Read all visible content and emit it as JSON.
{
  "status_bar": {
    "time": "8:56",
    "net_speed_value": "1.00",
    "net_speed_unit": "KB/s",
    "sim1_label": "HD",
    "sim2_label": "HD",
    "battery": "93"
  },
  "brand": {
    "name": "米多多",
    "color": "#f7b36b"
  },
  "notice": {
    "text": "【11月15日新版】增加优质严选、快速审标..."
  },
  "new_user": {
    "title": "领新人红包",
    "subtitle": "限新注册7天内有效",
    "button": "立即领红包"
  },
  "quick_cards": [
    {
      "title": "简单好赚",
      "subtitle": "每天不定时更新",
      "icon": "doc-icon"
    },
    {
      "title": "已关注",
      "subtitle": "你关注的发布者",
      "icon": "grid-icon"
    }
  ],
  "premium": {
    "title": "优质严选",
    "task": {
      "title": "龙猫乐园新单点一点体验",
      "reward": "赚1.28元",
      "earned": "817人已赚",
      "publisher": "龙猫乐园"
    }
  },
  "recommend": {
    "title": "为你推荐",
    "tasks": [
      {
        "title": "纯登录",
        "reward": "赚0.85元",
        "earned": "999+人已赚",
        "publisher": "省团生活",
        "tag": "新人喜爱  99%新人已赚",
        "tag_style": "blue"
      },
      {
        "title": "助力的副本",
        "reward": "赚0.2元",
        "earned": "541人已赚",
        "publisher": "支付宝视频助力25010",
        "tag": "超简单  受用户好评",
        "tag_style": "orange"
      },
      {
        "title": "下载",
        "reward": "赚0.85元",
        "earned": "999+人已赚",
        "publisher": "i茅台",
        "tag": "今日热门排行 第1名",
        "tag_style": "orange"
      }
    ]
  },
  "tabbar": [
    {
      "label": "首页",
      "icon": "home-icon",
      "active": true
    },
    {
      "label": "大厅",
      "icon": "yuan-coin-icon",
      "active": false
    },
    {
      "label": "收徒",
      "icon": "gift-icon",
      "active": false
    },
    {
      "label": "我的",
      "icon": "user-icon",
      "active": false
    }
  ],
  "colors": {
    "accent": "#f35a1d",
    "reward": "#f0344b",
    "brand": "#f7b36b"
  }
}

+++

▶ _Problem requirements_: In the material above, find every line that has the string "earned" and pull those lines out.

▶ _Response to the exercise_:
      "earned": "817人已赚",
        "earned": "999+人已赚",
        "earned": "541人已赚",
        "earned": "999+人已赚",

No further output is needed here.